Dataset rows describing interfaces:
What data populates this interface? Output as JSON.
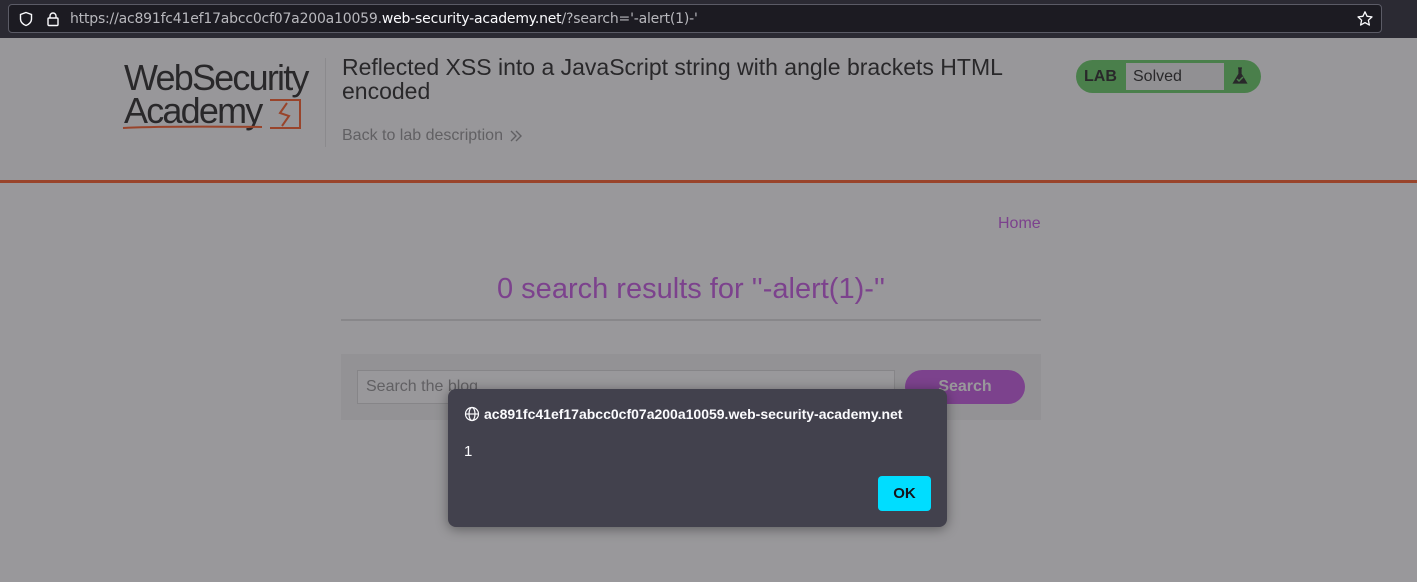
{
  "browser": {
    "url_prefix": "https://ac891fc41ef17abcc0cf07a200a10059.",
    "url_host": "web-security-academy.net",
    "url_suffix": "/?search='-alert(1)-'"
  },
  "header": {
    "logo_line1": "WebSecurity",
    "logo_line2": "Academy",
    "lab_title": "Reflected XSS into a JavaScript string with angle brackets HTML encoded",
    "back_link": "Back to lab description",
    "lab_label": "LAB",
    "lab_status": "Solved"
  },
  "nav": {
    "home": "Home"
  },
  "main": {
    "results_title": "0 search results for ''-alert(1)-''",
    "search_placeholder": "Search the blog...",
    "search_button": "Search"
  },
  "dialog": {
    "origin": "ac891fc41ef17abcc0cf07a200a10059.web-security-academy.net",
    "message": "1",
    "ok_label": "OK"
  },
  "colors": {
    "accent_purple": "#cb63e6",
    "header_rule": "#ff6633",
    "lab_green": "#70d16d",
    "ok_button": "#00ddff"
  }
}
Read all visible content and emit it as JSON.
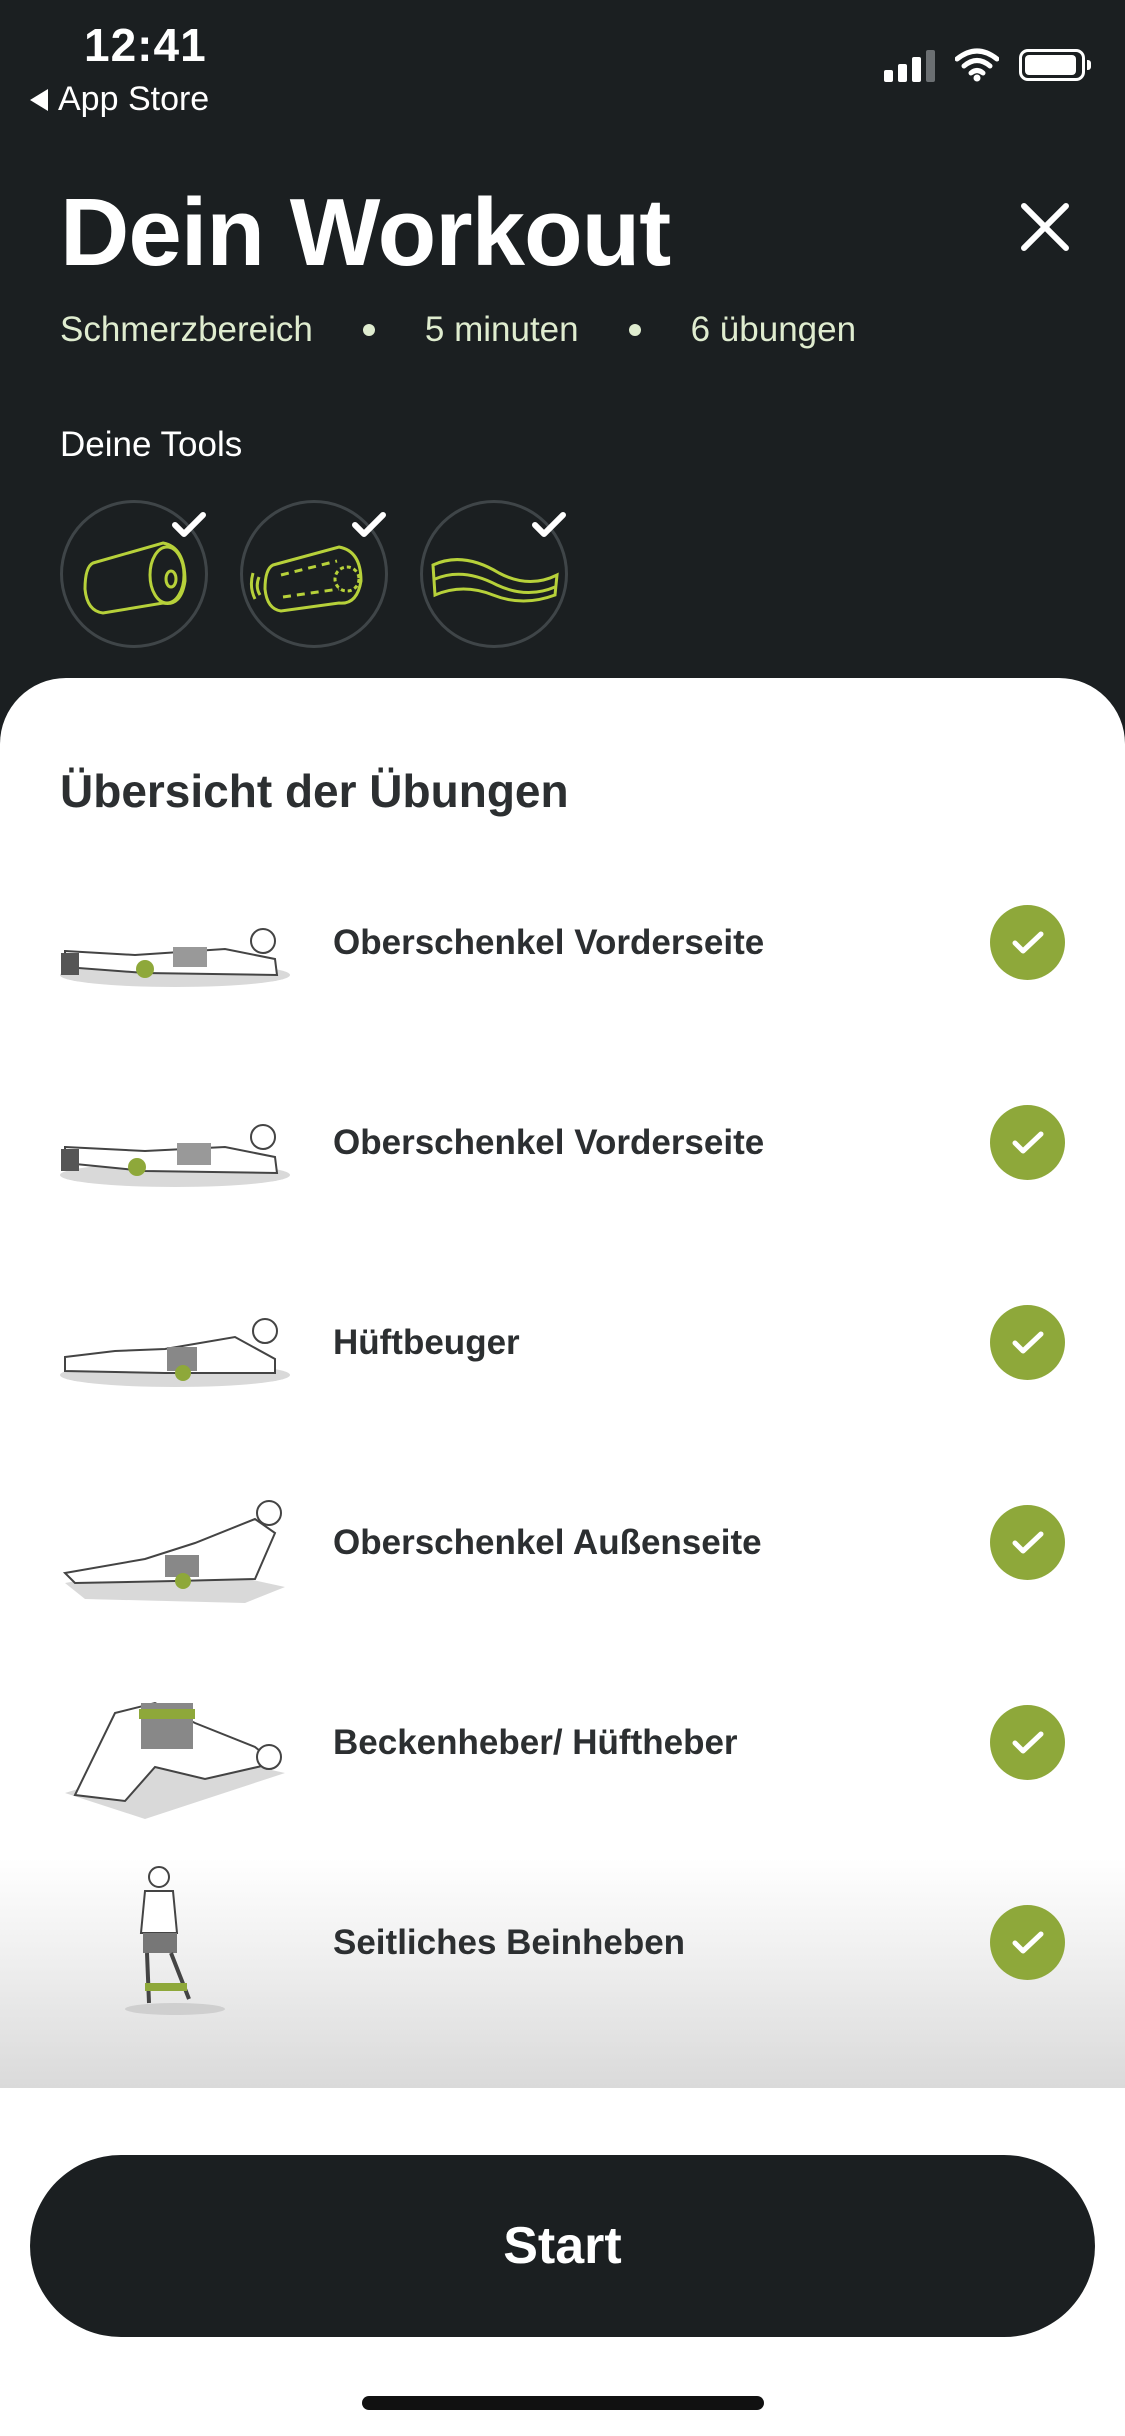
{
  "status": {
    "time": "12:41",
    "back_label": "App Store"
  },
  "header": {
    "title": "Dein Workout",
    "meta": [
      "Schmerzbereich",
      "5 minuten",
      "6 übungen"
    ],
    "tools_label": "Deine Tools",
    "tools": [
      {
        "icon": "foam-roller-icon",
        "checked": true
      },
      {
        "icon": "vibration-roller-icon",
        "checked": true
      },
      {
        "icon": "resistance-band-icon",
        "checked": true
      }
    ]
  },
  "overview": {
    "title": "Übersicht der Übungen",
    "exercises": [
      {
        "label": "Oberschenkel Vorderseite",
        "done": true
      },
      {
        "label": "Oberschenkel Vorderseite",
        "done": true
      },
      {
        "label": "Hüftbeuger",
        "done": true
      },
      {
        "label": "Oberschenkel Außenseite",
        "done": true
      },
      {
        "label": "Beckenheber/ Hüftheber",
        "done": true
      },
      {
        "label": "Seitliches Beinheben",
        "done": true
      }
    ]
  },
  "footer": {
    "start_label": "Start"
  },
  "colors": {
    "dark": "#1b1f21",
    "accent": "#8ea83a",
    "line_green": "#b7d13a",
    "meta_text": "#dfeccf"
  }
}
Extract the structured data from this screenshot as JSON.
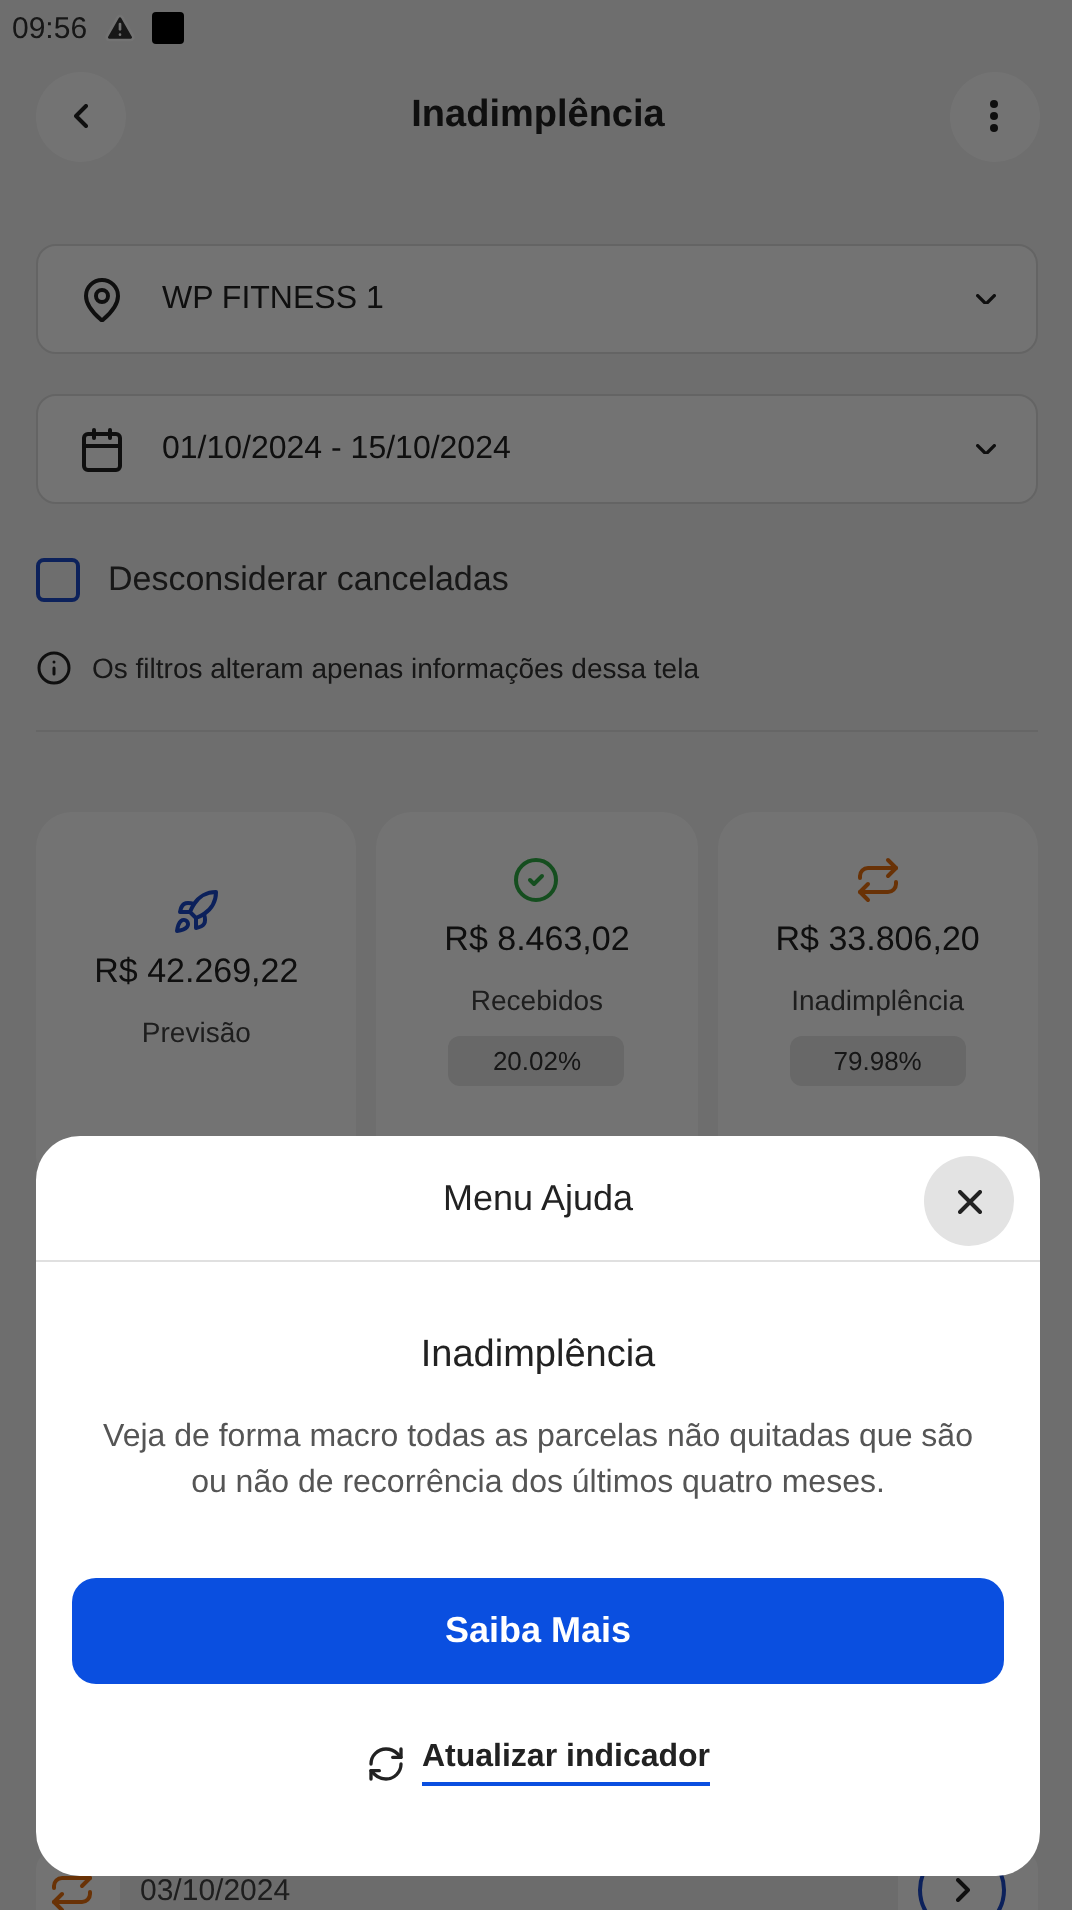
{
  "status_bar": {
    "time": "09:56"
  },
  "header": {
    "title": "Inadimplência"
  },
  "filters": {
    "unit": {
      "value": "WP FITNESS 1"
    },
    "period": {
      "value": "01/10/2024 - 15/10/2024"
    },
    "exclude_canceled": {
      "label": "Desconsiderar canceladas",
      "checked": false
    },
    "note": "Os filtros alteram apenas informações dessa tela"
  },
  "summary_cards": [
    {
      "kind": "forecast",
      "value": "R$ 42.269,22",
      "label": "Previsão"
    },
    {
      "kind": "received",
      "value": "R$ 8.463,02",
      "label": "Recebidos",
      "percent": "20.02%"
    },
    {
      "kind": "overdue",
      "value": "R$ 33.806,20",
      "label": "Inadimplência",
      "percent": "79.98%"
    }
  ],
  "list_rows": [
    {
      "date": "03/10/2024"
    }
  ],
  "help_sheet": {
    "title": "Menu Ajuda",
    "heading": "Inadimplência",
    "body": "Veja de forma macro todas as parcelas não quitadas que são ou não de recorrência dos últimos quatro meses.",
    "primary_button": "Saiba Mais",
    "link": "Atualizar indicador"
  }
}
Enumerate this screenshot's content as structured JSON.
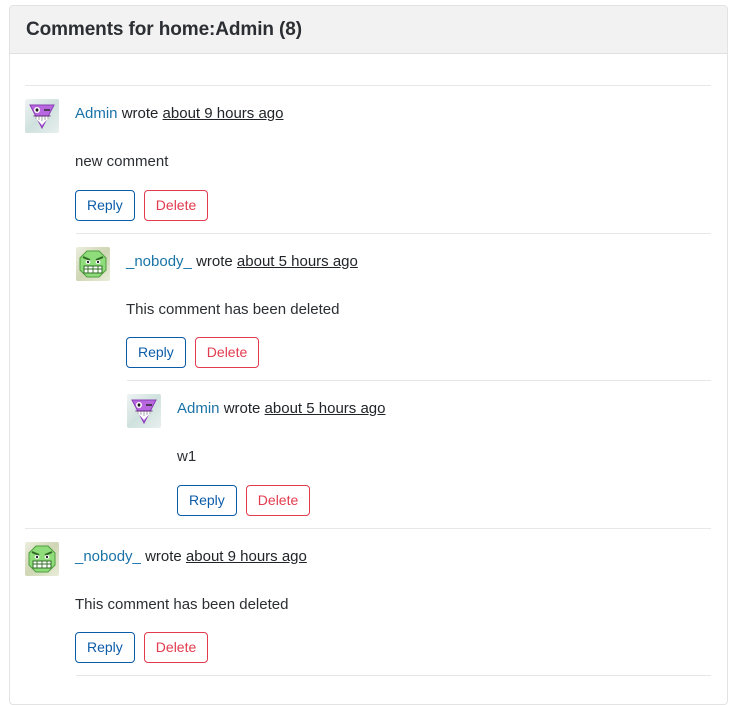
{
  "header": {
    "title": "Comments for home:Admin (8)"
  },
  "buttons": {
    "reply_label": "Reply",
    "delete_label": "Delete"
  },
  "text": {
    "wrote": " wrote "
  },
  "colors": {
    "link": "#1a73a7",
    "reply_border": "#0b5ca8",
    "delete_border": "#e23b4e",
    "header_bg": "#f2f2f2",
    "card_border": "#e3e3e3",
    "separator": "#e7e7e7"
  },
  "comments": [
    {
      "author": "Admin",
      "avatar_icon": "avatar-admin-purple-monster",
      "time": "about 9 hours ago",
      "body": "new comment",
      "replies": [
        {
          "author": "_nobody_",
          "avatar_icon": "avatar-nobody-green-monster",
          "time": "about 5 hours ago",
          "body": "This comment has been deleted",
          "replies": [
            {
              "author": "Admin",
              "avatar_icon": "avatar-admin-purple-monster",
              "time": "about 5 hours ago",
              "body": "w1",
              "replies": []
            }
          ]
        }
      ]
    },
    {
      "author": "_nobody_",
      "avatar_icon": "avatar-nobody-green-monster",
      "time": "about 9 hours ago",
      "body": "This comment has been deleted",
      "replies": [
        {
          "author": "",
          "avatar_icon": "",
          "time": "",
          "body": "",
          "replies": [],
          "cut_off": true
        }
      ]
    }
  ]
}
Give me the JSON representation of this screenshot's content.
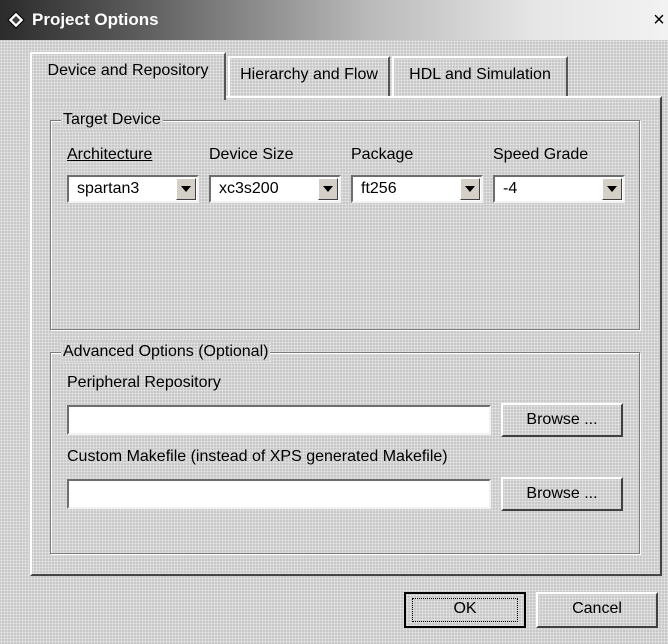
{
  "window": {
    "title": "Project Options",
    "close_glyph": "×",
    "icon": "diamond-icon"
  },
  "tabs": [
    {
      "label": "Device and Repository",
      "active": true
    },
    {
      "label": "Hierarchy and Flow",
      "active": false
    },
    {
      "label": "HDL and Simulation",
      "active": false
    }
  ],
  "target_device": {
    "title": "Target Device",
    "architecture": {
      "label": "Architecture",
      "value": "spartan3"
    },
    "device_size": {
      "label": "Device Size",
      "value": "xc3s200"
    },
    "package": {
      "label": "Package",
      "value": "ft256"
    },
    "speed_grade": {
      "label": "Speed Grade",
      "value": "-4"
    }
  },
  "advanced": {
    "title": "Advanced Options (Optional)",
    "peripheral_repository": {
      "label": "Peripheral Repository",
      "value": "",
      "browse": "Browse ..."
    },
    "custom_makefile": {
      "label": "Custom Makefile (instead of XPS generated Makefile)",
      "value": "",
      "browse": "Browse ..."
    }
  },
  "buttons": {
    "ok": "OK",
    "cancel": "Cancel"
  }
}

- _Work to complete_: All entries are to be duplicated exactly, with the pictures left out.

- _Completed task_:
What data populates this interface? Output as JSON.
{
  "browser": {
    "url_prefix": "https://ac891fc41ef17abcc0cf07a200a10059.",
    "url_host": "web-security-academy.net",
    "url_suffix": "/?search='-alert(1)-'"
  },
  "header": {
    "logo_line1": "WebSecurity",
    "logo_line2": "Academy",
    "lab_title": "Reflected XSS into a JavaScript string with angle brackets HTML encoded",
    "back_link": "Back to lab description",
    "lab_label": "LAB",
    "lab_status": "Solved"
  },
  "nav": {
    "home": "Home"
  },
  "main": {
    "results_title": "0 search results for ''-alert(1)-''",
    "search_placeholder": "Search the blog...",
    "search_button": "Search"
  },
  "dialog": {
    "origin": "ac891fc41ef17abcc0cf07a200a10059.web-security-academy.net",
    "message": "1",
    "ok_label": "OK"
  },
  "colors": {
    "accent_purple": "#cb63e6",
    "header_rule": "#ff6633",
    "lab_green": "#70d16d",
    "ok_button": "#00ddff"
  }
}
Read all visible content and emit it as JSON.
{
  "status": {
    "time": "12:41",
    "back_label": "App Store"
  },
  "header": {
    "title": "Dein Workout",
    "meta": [
      "Schmerzbereich",
      "5 minuten",
      "6 übungen"
    ],
    "tools_label": "Deine Tools",
    "tools": [
      {
        "icon": "foam-roller-icon",
        "checked": true
      },
      {
        "icon": "vibration-roller-icon",
        "checked": true
      },
      {
        "icon": "resistance-band-icon",
        "checked": true
      }
    ]
  },
  "overview": {
    "title": "Übersicht der Übungen",
    "exercises": [
      {
        "label": "Oberschenkel Vorderseite",
        "done": true
      },
      {
        "label": "Oberschenkel Vorderseite",
        "done": true
      },
      {
        "label": "Hüftbeuger",
        "done": true
      },
      {
        "label": "Oberschenkel Außenseite",
        "done": true
      },
      {
        "label": "Beckenheber/ Hüftheber",
        "done": true
      },
      {
        "label": "Seitliches Beinheben",
        "done": true
      }
    ]
  },
  "footer": {
    "start_label": "Start"
  },
  "colors": {
    "dark": "#1b1f21",
    "accent": "#8ea83a",
    "line_green": "#b7d13a",
    "meta_text": "#dfeccf"
  }
}
Extract the structured data from this screenshot as JSON.
{
  "status_bar": {
    "time": "09:56"
  },
  "header": {
    "title": "Inadimplência"
  },
  "filters": {
    "unit": {
      "value": "WP FITNESS 1"
    },
    "period": {
      "value": "01/10/2024 - 15/10/2024"
    },
    "exclude_canceled": {
      "label": "Desconsiderar canceladas",
      "checked": false
    },
    "note": "Os filtros alteram apenas informações dessa tela"
  },
  "summary_cards": [
    {
      "kind": "forecast",
      "value": "R$ 42.269,22",
      "label": "Previsão"
    },
    {
      "kind": "received",
      "value": "R$ 8.463,02",
      "label": "Recebidos",
      "percent": "20.02%"
    },
    {
      "kind": "overdue",
      "value": "R$ 33.806,20",
      "label": "Inadimplência",
      "percent": "79.98%"
    }
  ],
  "list_rows": [
    {
      "date": "03/10/2024"
    }
  ],
  "help_sheet": {
    "title": "Menu Ajuda",
    "heading": "Inadimplência",
    "body": "Veja de forma macro todas as parcelas não quitadas que são ou não de recorrência dos últimos quatro meses.",
    "primary_button": "Saiba Mais",
    "link": "Atualizar indicador"
  }
}
Enumerate this screenshot's content as structured JSON.
{
  "header": {
    "title": "Comments for home:Admin (8)"
  },
  "buttons": {
    "reply_label": "Reply",
    "delete_label": "Delete"
  },
  "text": {
    "wrote": " wrote "
  },
  "colors": {
    "link": "#1a73a7",
    "reply_border": "#0b5ca8",
    "delete_border": "#e23b4e",
    "header_bg": "#f2f2f2",
    "card_border": "#e3e3e3",
    "separator": "#e7e7e7"
  },
  "comments": [
    {
      "author": "Admin",
      "avatar_icon": "avatar-admin-purple-monster",
      "time": "about 9 hours ago",
      "body": "new comment",
      "replies": [
        {
          "author": "_nobody_",
          "avatar_icon": "avatar-nobody-green-monster",
          "time": "about 5 hours ago",
          "body": "This comment has been deleted",
          "replies": [
            {
              "author": "Admin",
              "avatar_icon": "avatar-admin-purple-monster",
              "time": "about 5 hours ago",
              "body": "w1",
              "replies": []
            }
          ]
        }
      ]
    },
    {
      "author": "_nobody_",
      "avatar_icon": "avatar-nobody-green-monster",
      "time": "about 9 hours ago",
      "body": "This comment has been deleted",
      "replies": [
        {
          "author": "",
          "avatar_icon": "",
          "time": "",
          "body": "",
          "replies": [],
          "cut_off": true
        }
      ]
    }
  ]
}
Give me the JSON representation of this screenshot's content.
{
  "window": {
    "title": "Project Options",
    "close_glyph": "×",
    "icon": "diamond-icon"
  },
  "tabs": [
    {
      "label": "Device and Repository",
      "active": true
    },
    {
      "label": "Hierarchy and Flow",
      "active": false
    },
    {
      "label": "HDL and Simulation",
      "active": false
    }
  ],
  "target_device": {
    "title": "Target Device",
    "architecture": {
      "label": "Architecture",
      "value": "spartan3"
    },
    "device_size": {
      "label": "Device Size",
      "value": "xc3s200"
    },
    "package": {
      "label": "Package",
      "value": "ft256"
    },
    "speed_grade": {
      "label": "Speed Grade",
      "value": "-4"
    }
  },
  "advanced": {
    "title": "Advanced Options (Optional)",
    "peripheral_repository": {
      "label": "Peripheral Repository",
      "value": "",
      "browse": "Browse ..."
    },
    "custom_makefile": {
      "label": "Custom Makefile (instead of XPS generated Makefile)",
      "value": "",
      "browse": "Browse ..."
    }
  },
  "buttons": {
    "ok": "OK",
    "cancel": "Cancel"
  }
}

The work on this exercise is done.